Media Helping Media Facebook Page

journalism training in Serbia. Image by David Brewer shared via Creative CommonsMedia Helping Media offers free training resources covering basic, advanced and investigative journalism, editorial ethics, media management and strategy, and staff training. We also have scenarios to test journalistic instincts. The site is supported by Fojo Media Institute.

The mindset for investigative journalism

The investigative mindset is responsible for solving more information mysteries than probably any other factor. If you haven’t started writing down your best strategies now might be the time to start.

Tips for investigative journalism

The following are some of the points from a training session given by Marcus Tanner to the Balkan Fellowship for Journalistic Excellence setting out how to produce a piece of investigative journalism.

Avoiding the pitfalls of investigative journalism

Producing a piece of investigative journalism to international standards can be a daunting prospect. This guide is to help journalists avoid some of the pitfalls and problems often encountered.

Getting the best out of a news meeting

Most newsrooms hold regular news meetings where the editor sets out what news stories are going to be covered and invites the news team to offer ideas about how the news should be developed and covered.

The important role of the news producer

The news producer has an essential role to play in any news organisation. Their job is to add depth to the content being produced, make sure it is well-researched and oversee quality control.

Setting up a refugee media operation in exile

This section deals with how refugee communities can set up and operate a successful news organisation in areas which are often poorly covered by the mainstream media.

Strategic forward planning for media organisations

This module looks at how media organisations need to plan ahead to produce original content that informs the public debate and covers the issues of most concern to the target audience.

Basics of project development for a media organisation

A media organisation must always remain alert to changing audience demand and behaviour. This involves continually examining what is produced to ensure that it is relevant to those who consume it.

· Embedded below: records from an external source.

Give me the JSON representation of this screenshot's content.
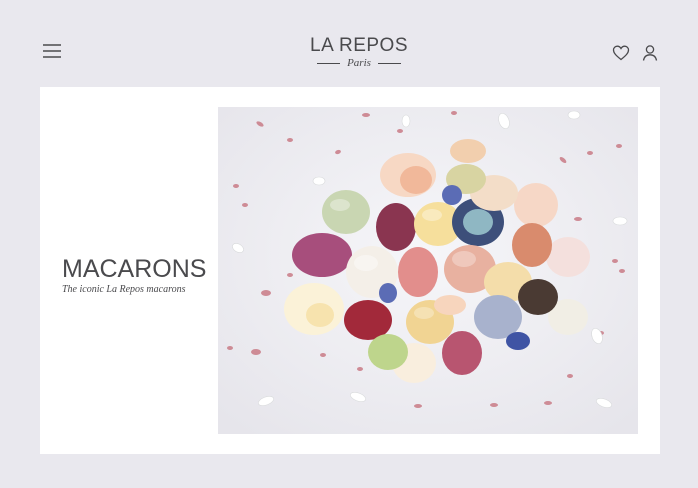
{
  "header": {
    "brand_name": "LA REPOS",
    "brand_sub": "Paris",
    "menu_icon": "hamburger-menu-icon",
    "wishlist_icon": "heart-icon",
    "account_icon": "user-icon"
  },
  "hero": {
    "title": "MACARONS",
    "subtitle": "The iconic La Repos macarons",
    "image": "macarons-photo"
  },
  "colors": {
    "page_background": "#e9e8ee",
    "card_background": "#ffffff",
    "text": "#4a4a4d"
  }
}
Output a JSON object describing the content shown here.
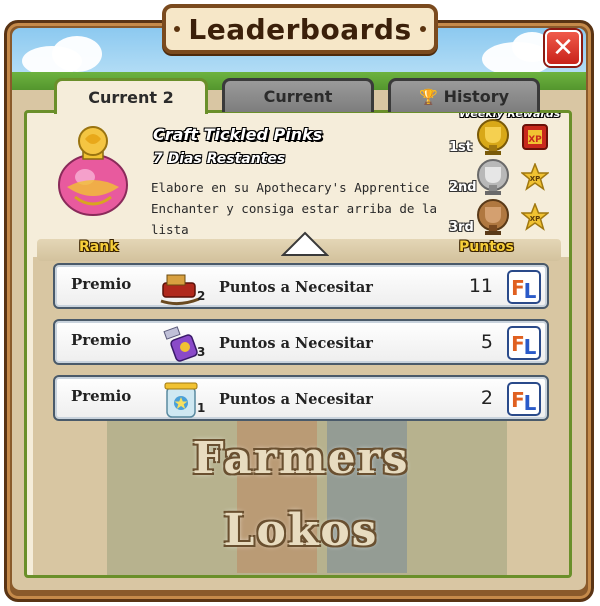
{
  "window": {
    "title": "Leaderboards",
    "close_symbol": "✕"
  },
  "tabs": [
    {
      "label": "Current 2",
      "active": true
    },
    {
      "label": "Current",
      "active": false
    },
    {
      "label": "History",
      "active": false,
      "icon": "trophy-icon"
    }
  ],
  "quest": {
    "title": "Craft Tickled Pinks",
    "days_left": "7 Dias Restantes",
    "description_line1": "Elabore en su Apothecary's Apprentice",
    "description_line2": "Enchanter y consiga estar arriba de la lista"
  },
  "weekly_rewards": {
    "title": "Weekly Rewards",
    "places": [
      {
        "place": "1st",
        "trophy": "gold-trophy-icon",
        "reward": "xp-book-icon"
      },
      {
        "place": "2nd",
        "trophy": "silver-trophy-icon",
        "reward": "xp-star-icon"
      },
      {
        "place": "3rd",
        "trophy": "bronze-trophy-icon",
        "reward": "xp-star-icon"
      }
    ]
  },
  "table": {
    "rank_header": "Rank",
    "points_header": "Puntos",
    "rows": [
      {
        "label": "Premio",
        "item_icon": "sleigh-icon",
        "qty": "2",
        "desc": "Puntos a Necesitar",
        "points": "11"
      },
      {
        "label": "Premio",
        "item_icon": "spray-bottle-icon",
        "qty": "3",
        "desc": "Puntos a Necesitar",
        "points": "5"
      },
      {
        "label": "Premio",
        "item_icon": "glass-jar-icon",
        "qty": "1",
        "desc": "Puntos a Necesitar",
        "points": "2"
      }
    ]
  },
  "watermark": {
    "line1": "Farmers",
    "line2": "Lokos"
  },
  "colors": {
    "frame": "#8a5a2b",
    "panel_bg": "#f5edda",
    "tab_active_border": "#6a8f2a",
    "close_red": "#d8281c",
    "gold_text": "#f7cf3a"
  }
}
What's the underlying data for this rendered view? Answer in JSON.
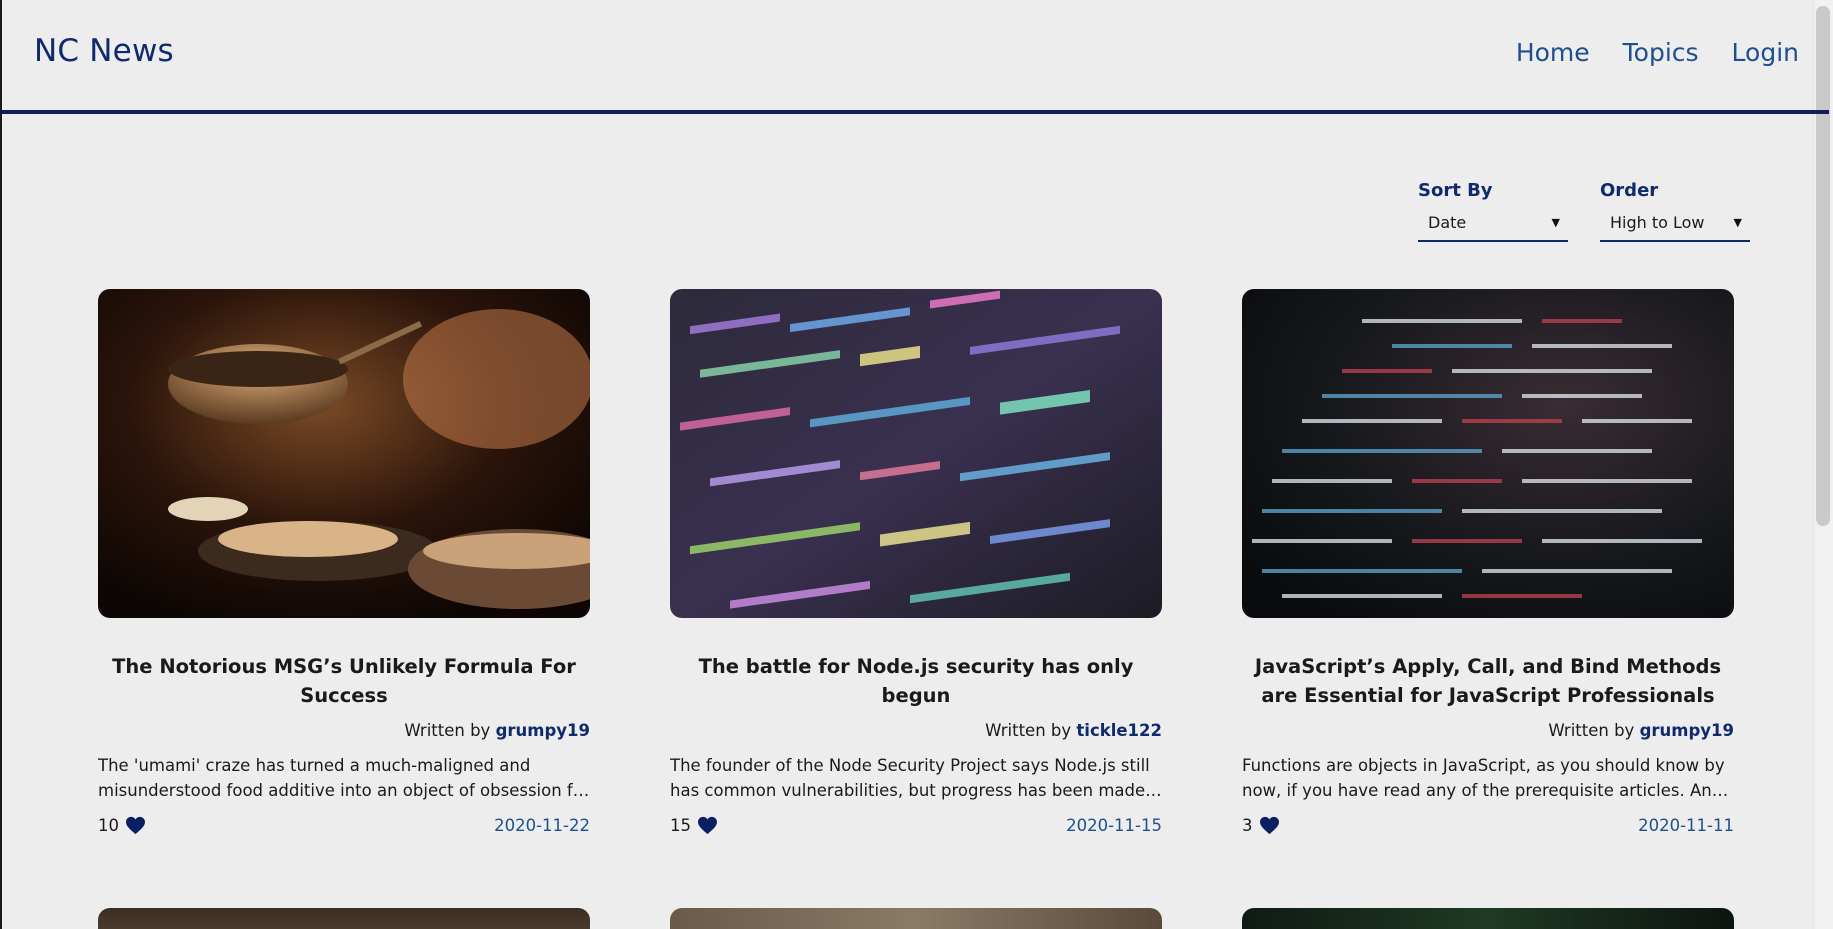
{
  "header": {
    "logo": "NC News",
    "nav": [
      "Home",
      "Topics",
      "Login"
    ]
  },
  "controls": {
    "sort_label": "Sort By",
    "sort_value": "Date",
    "order_label": "Order",
    "order_value": "High to Low"
  },
  "articles": [
    {
      "title": "The Notorious MSG’s Unlikely Formula For Success",
      "written_by": "Written by",
      "author": "grumpy19",
      "body": "The 'umami' craze has turned a much-maligned and misunderstood food additive into an object of obsession for the world’s most innovative chefs.",
      "votes": "10",
      "date": "2020-11-22",
      "image_icon": "food-photo"
    },
    {
      "title": "The battle for Node.js security has only begun",
      "written_by": "Written by",
      "author": "tickle122",
      "body": "The founder of the Node Security Project says Node.js still has common vulnerabilities, but progress has been made to make it more secure.",
      "votes": "15",
      "date": "2020-11-15",
      "image_icon": "code-screen-photo"
    },
    {
      "title": "JavaScript’s Apply, Call, and Bind Methods are Essential for JavaScript Professionals",
      "written_by": "Written by",
      "author": "grumpy19",
      "body": "Functions are objects in JavaScript, as you should know by now, if you have read any of the prerequisite articles. And as objects, functions have methods.",
      "votes": "3",
      "date": "2020-11-11",
      "image_icon": "code-screen-photo"
    }
  ],
  "colors": {
    "background": "#ededed",
    "brand": "#102a6e",
    "nav_link": "#1e4f8e",
    "heart": "#0b1f63"
  }
}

Vision, accountability and transparency

A media organisation must be clear about what it stands for. If your audience puts its trust in the news you produce, then you need to set out your editorial values and be ready to be judged.

Covering a tragedy – scenario

In this scenario we look at how a journalist should act when they witness a tragedy unfolding and have to decide whether to help, or to stand by and report. The scenario also looks at how senior editorial managers could, and probably should, support their journalists working in difficult conditions.

Legal threats – scenario

Journalists often come under pressure with threats of legal action if they don't publish or broadcast what others want. In this scenario we look at a scenario where a reporter is sent a cease and desist letter and told legal action will be taken against them if they don't add 'positive-spin' to an article.

Transparency and full disclosure – scenario

Try our editorial scenario in which a radio reporter hears supposedly conflicting information during an organised media trip, and has to decide which material best represents the facts for their news broadcast.

Evaluating the impact of training

The evaluation process at the end of a media training session begins the moment you are engaged by the media organisation you are being asked to help because this is when you know the expectations and deliverables.

Wanted, your media know-how

Are you a journalist, media manager or media trainer with some tips to share for the benefit of others? If so, please consider submitting a training module to Media Helping Media.

Basic rules for delivering training

One of the first steps in delivering training is to articulate the ground rules. Participants need to know what to expect, what is expected of them and how you intend to schedule course elements.